This book wins all of the awards in my book. (“In my book”….in a blog post about books…) It’s possible that I loved this book so much because of my own experience in the retail world. I loved Sophia’s no-nonsense writing style and her make-it-happen approach to business. I also felt a connection to her desire to be different and defy the odds. Probably because I love a good from-the-ground-up story, I really enjoyed reading about how she built her business from a small, garage operation to the huge success that it is today. I started this one on the flight to Alaska and finished it before heading back. The timing for this one was perfect, and I highly recommend it to anyone who’s business minded or relates to powerful, determined women.
“Being mean won’t make you cool, being rich won’t make you cool, and having the right clothes, while it may help, won’t make you cool. It’s cool to be kind. It’s cool to be weird. It’s cool to be honest and to be secure with yourself. Cool is the girl at the party who strikes up a conversation with you when she notices you don’t seem to know many people there.” -Sophia Amoruso
There have been a few more books that I’ve started and not finished. I think it’s safe to say that you have to get me invested early on, or I’ll likely not pick it back up once I’ve put it down. I also have to relate somewhat. If I don’t feel somewhat of a connection to the writer, it’s hard for me to keep going. Nonetheless, I’m happy to be back on the book-reading circuit, and I’m thrilled to have learned something else about myself.

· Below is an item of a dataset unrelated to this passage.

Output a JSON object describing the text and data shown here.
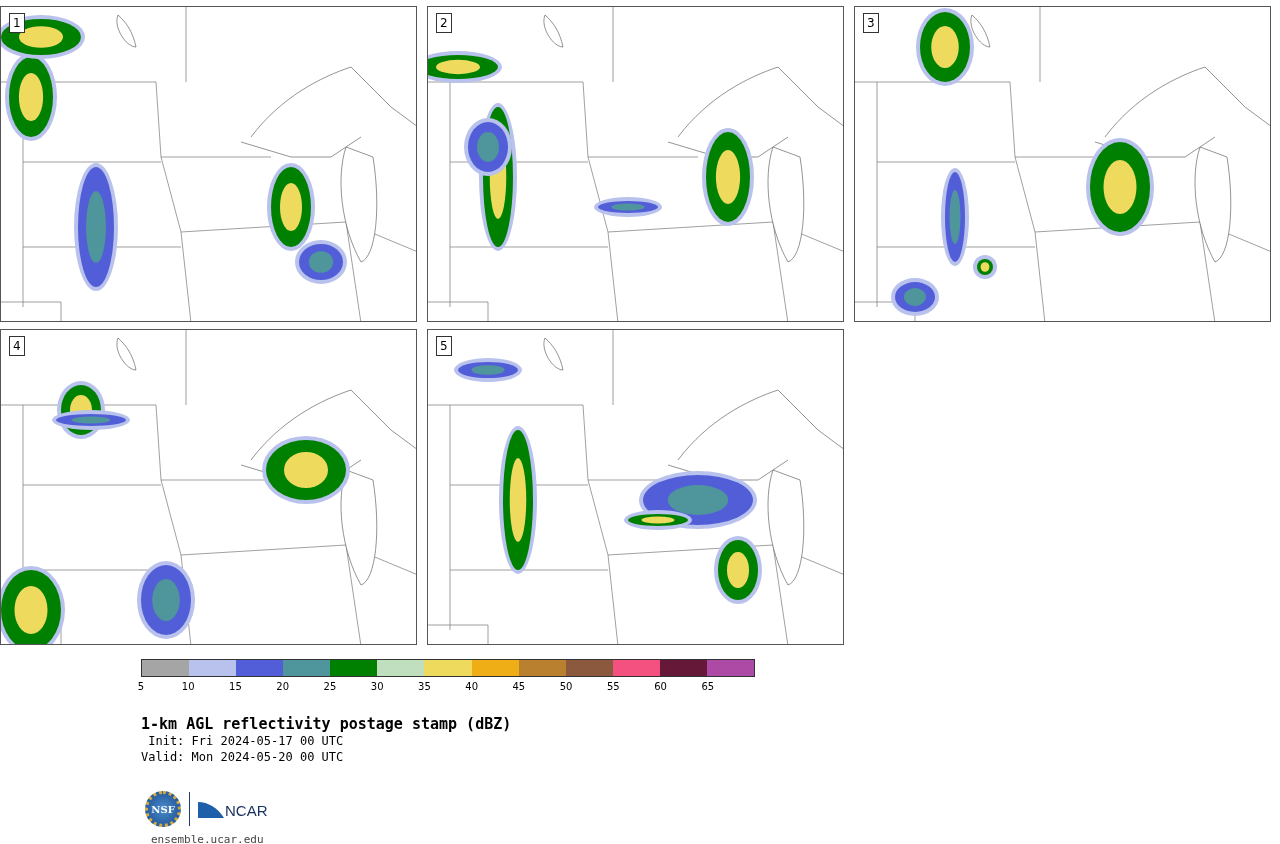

What sort of books do you like to read? If you have any biography/documentary types or personal growth options to recommend, I’m all ears! Right now I’m working on Marie Kondo’s The Life-Changing Magic of Tidying Up. Wish me luck!